Senate Democrats are hoping to pass a sweeping voting rights bill on Wednesday that seeks to make it easier to vote in elections.
Under the For The People Act, which directly impacts the Black community, the proposed legislation could see up to 50 million people automatically registered to vote, expand same-day voting and online voter registration, extend early voting by two weeks and restore formerly incarcerated persons their 15th Amendment rights, according to When We All Vote, former First Lady Michelle Obama‘s voting rights organization.
The bill also seeks to make Election Day a national holiday which could provide thousands of Americans the ability to take time away from work to vote. New drivers who are 16 and 17 years old would be allowed to pre-register to vote so once they turn 18 they would automatically be in the system.
Additionally, the bill would ban partisan gerrymandering and discriminatory purges.
Obama, alongside When We All Vote, penned a letter on Tuesday urging Americans to call on their leaders and ask them to support the bill described as the “most critical Civil Rights legislation since the Civil Rights movement.”
“So today we call on Americans of conscience and goodwill to join us in taking a stand for voting rights and to put the power more firmly in the hands of the people. We urge every American to remember how it felt to watch as our Capitol was desecrated earlier this year—and to channel that outrage into patriotic duty,” the letter read.
“We are asking you to join us by calling on your Senators to pass the For the People Act immediately—you can join our efforts right now at www.WhenWeAllVote.org,” it continued.

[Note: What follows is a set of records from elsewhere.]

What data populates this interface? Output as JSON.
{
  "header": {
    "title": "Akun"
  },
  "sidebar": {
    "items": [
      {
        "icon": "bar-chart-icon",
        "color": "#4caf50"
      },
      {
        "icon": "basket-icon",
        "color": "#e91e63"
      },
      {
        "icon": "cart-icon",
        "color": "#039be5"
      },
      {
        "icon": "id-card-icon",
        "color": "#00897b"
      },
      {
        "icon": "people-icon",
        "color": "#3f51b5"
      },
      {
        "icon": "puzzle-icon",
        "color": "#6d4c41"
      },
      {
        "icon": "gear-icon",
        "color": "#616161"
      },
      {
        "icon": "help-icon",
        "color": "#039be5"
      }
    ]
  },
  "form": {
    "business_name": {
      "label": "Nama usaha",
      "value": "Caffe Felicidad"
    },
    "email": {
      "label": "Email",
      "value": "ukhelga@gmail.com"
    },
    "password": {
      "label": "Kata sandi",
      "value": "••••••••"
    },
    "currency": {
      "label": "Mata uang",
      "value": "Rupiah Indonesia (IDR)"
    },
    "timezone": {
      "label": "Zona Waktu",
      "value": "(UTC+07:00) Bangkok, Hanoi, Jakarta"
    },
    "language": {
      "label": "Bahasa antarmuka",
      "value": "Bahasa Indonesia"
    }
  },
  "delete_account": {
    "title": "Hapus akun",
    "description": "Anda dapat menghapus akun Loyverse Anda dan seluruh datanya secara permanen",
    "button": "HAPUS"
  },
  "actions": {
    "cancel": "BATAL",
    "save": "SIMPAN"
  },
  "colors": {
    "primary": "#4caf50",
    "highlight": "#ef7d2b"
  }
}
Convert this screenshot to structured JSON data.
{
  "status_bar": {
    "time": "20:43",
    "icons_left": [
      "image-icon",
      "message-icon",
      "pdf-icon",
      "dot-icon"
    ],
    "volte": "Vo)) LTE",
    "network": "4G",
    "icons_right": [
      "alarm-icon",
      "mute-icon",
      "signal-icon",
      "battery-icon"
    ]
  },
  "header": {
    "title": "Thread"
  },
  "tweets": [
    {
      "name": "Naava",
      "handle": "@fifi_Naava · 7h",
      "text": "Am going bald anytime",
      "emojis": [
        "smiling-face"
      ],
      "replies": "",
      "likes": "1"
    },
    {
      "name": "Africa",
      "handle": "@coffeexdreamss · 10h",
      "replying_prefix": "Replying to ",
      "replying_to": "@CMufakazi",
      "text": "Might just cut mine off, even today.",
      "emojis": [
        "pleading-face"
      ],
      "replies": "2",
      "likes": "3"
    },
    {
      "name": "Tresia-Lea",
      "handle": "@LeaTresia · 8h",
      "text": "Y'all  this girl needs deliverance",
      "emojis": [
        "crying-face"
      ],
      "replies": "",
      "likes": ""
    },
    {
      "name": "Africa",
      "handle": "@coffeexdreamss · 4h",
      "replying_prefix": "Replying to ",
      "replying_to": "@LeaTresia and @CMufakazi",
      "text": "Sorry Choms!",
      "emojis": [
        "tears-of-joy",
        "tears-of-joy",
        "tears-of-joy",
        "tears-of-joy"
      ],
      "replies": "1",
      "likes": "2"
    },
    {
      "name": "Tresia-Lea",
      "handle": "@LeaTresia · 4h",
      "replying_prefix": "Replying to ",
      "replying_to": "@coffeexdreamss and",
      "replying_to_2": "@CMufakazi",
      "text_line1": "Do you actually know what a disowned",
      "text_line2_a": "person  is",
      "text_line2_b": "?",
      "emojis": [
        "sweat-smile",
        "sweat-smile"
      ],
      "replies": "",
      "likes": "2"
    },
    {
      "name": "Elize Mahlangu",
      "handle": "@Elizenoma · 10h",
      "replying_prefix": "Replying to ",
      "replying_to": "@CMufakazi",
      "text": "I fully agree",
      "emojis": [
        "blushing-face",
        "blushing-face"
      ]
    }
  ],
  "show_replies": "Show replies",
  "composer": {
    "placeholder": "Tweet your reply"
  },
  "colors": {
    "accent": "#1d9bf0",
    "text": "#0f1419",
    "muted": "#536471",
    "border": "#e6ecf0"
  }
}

According to letter, more than 250 bills across the country have been introduced with the intent of stricter voting access mainly impacting the Black community.

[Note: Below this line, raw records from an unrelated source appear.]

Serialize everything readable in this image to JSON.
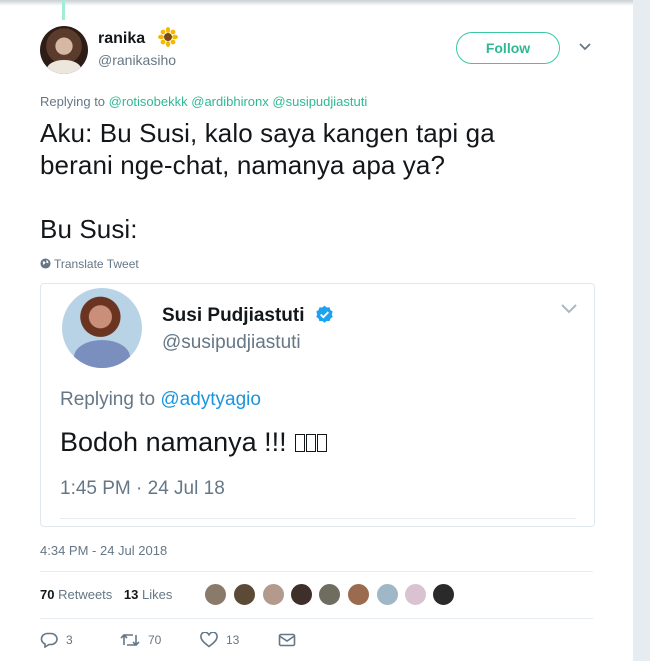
{
  "author": {
    "name": "ranika",
    "emoji": "sunflower-icon",
    "handle": "@ranikasiho",
    "follow_label": "Follow"
  },
  "reply": {
    "prefix": "Replying to",
    "mentions": [
      "@rotisobekkk",
      "@ardibhironx",
      "@susipudjiastuti"
    ]
  },
  "tweet": {
    "line1": "Aku: Bu Susi, kalo saya kangen tapi ga",
    "line2": "berani nge-chat, namanya apa ya?",
    "line3": "Bu Susi:",
    "translate_label": "Translate Tweet"
  },
  "quoted": {
    "name": "Susi Pudjiastuti",
    "handle": "@susipudjiastuti",
    "reply_prefix": "Replying to",
    "reply_mention": "@adytyagio",
    "text": "Bodoh namanya !!!",
    "time": "1:45 PM · 24 Jul 18"
  },
  "timestamp": "4:34 PM - 24 Jul 2018",
  "stats": {
    "retweets_count": "70",
    "retweets_label": "Retweets",
    "likes_count": "13",
    "likes_label": "Likes"
  },
  "actions": {
    "reply_count": "3",
    "retweet_count": "70",
    "like_count": "13"
  },
  "colors": {
    "accent": "#2eb894",
    "link": "#1b95e0",
    "muted": "#657786"
  }
}
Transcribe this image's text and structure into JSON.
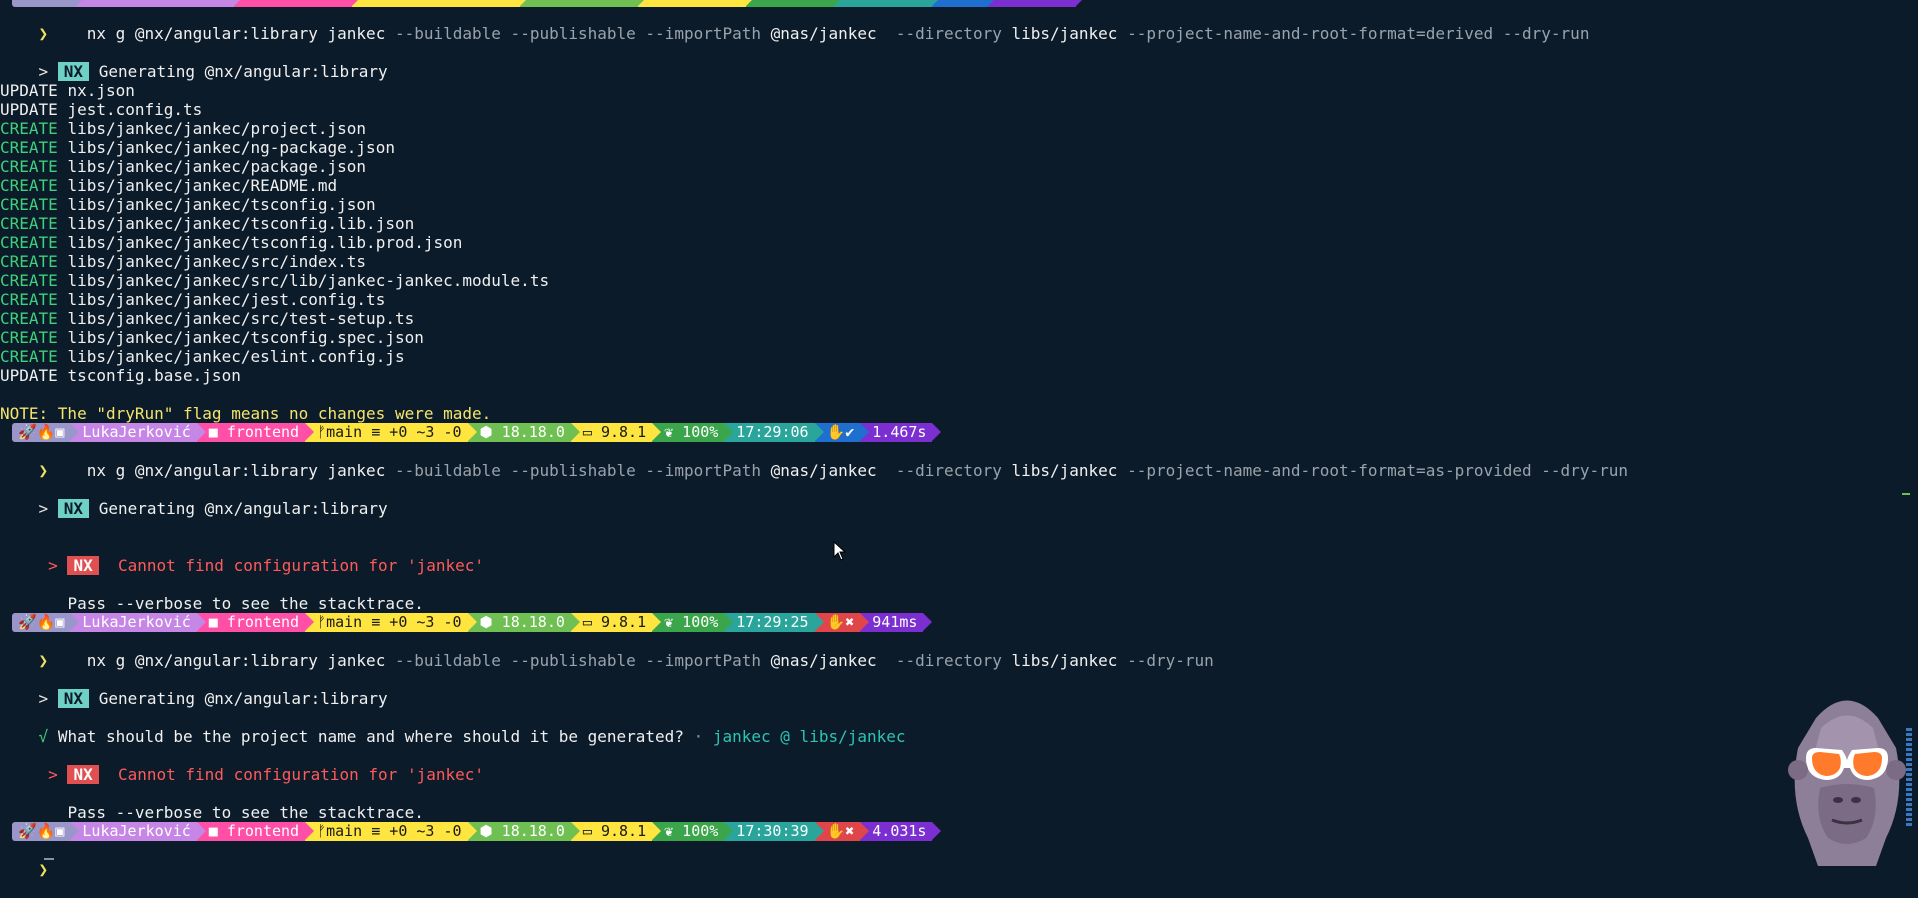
{
  "prompt_symbol": "❯",
  "commands": [
    {
      "cmd": "nx g @nx/angular:library jankec",
      "flags1": " --buildable --publishable --importPath ",
      "import_path": "@nas/jankec",
      "flags2": "  --directory ",
      "directory": "libs/jankec",
      "flags3": " --project-name-and-root-format=derived --dry-run"
    },
    {
      "cmd": "nx g @nx/angular:library jankec",
      "flags1": " --buildable --publishable --importPath ",
      "import_path": "@nas/jankec",
      "flags2": "  --directory ",
      "directory": "libs/jankec",
      "flags3": " --project-name-and-root-format=as-provided --dry-run"
    },
    {
      "cmd": "nx g @nx/angular:library jankec",
      "flags1": " --buildable --publishable --importPath ",
      "import_path": "@nas/jankec",
      "flags2": "  --directory ",
      "directory": "libs/jankec",
      "flags3": " --dry-run"
    }
  ],
  "nx_badge": "NX",
  "generating_text": "Generating @nx/angular:library",
  "file_ops": [
    {
      "op": "UPDATE",
      "path": "nx.json"
    },
    {
      "op": "UPDATE",
      "path": "jest.config.ts"
    },
    {
      "op": "CREATE",
      "path": "libs/jankec/jankec/project.json"
    },
    {
      "op": "CREATE",
      "path": "libs/jankec/jankec/ng-package.json"
    },
    {
      "op": "CREATE",
      "path": "libs/jankec/jankec/package.json"
    },
    {
      "op": "CREATE",
      "path": "libs/jankec/jankec/README.md"
    },
    {
      "op": "CREATE",
      "path": "libs/jankec/jankec/tsconfig.json"
    },
    {
      "op": "CREATE",
      "path": "libs/jankec/jankec/tsconfig.lib.json"
    },
    {
      "op": "CREATE",
      "path": "libs/jankec/jankec/tsconfig.lib.prod.json"
    },
    {
      "op": "CREATE",
      "path": "libs/jankec/jankec/src/index.ts"
    },
    {
      "op": "CREATE",
      "path": "libs/jankec/jankec/src/lib/jankec-jankec.module.ts"
    },
    {
      "op": "CREATE",
      "path": "libs/jankec/jankec/jest.config.ts"
    },
    {
      "op": "CREATE",
      "path": "libs/jankec/jankec/src/test-setup.ts"
    },
    {
      "op": "CREATE",
      "path": "libs/jankec/jankec/tsconfig.spec.json"
    },
    {
      "op": "CREATE",
      "path": "libs/jankec/jankec/eslint.config.js"
    },
    {
      "op": "UPDATE",
      "path": "tsconfig.base.json"
    }
  ],
  "note_text": "NOTE: The \"dryRun\" flag means no changes were made.",
  "error_text": "Cannot find configuration for 'jankec'",
  "verbose_hint": "Pass --verbose to see the stacktrace.",
  "question": {
    "check": "√",
    "text": "What should be the project name and where should it be generated?",
    "sep": " · ",
    "answer": "jankec @ libs/jankec"
  },
  "status_bars": [
    {
      "icons": "🚀🔥▣",
      "user": "LukaJerković",
      "dir": "■ frontend",
      "git": "ᚠmain ≡ +0 ~3 -0",
      "node": "⬢ 18.18.0",
      "npm": "▭ 9.8.1",
      "battery": "❦ 100%",
      "time": "17:29:06",
      "status": "✋✔",
      "exec": "1.467s",
      "error": false
    },
    {
      "icons": "🚀🔥▣",
      "user": "LukaJerković",
      "dir": "■ frontend",
      "git": "ᚠmain ≡ +0 ~3 -0",
      "node": "⬢ 18.18.0",
      "npm": "▭ 9.8.1",
      "battery": "❦ 100%",
      "time": "17:29:25",
      "status": "✋✖",
      "exec": "941ms",
      "error": true
    },
    {
      "icons": "🚀🔥▣",
      "user": "LukaJerković",
      "dir": "■ frontend",
      "git": "ᚠmain ≡ +0 ~3 -0",
      "node": "⬢ 18.18.0",
      "npm": "▭ 9.8.1",
      "battery": "❦ 100%",
      "time": "17:30:39",
      "status": "✋✖",
      "exec": "4.031s",
      "error": true
    }
  ],
  "colors": {
    "background": "#0c1b2a",
    "prompt": "#f2e35c",
    "create": "#3fd07a",
    "note": "#f3e56b",
    "error": "#ff5a5a",
    "answer": "#2cc4b4"
  },
  "icons": [
    "prompt-chevron-icon",
    "mouse-pointer-icon",
    "gorilla-avatar-icon"
  ]
}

“What’s happening is this: After more Americans than ever voted in the last presidential election, some state leaders believe that silencing them is the only way to maintain their grip on power,” the letter stated. “They’re hoping to choose their voters, rather than the other way around. And if we as Americans stand idly by—if we wait for others to act or we refuse to do so with anything other than clear purpose and full-hearted patriotism—they will succeed.”
The legislation, also referred to as S.1, was originally introduced in 2019 but was blocked by then-Senate Majority Leader Mitch McConnell, NPR reported. Now that Democrats have a slight majority with Vice President Kamala Harris as the tie-breaking vote, Senate Democrats have a better chance at passing the bill.
The Senate Rules Committee will hold a hearing on Wednesday determining the future of the bill which was initially announced last week.
“We will see if our Republican friends join us. If they don’t join us, our caucus will come together and decide the appropriate action to take,” Schumer said. “Failure is not an option.”
Although Schumer appeared optimistic, at least 10 Republicans will need to vote in favor of the bill to defeat a filibuster.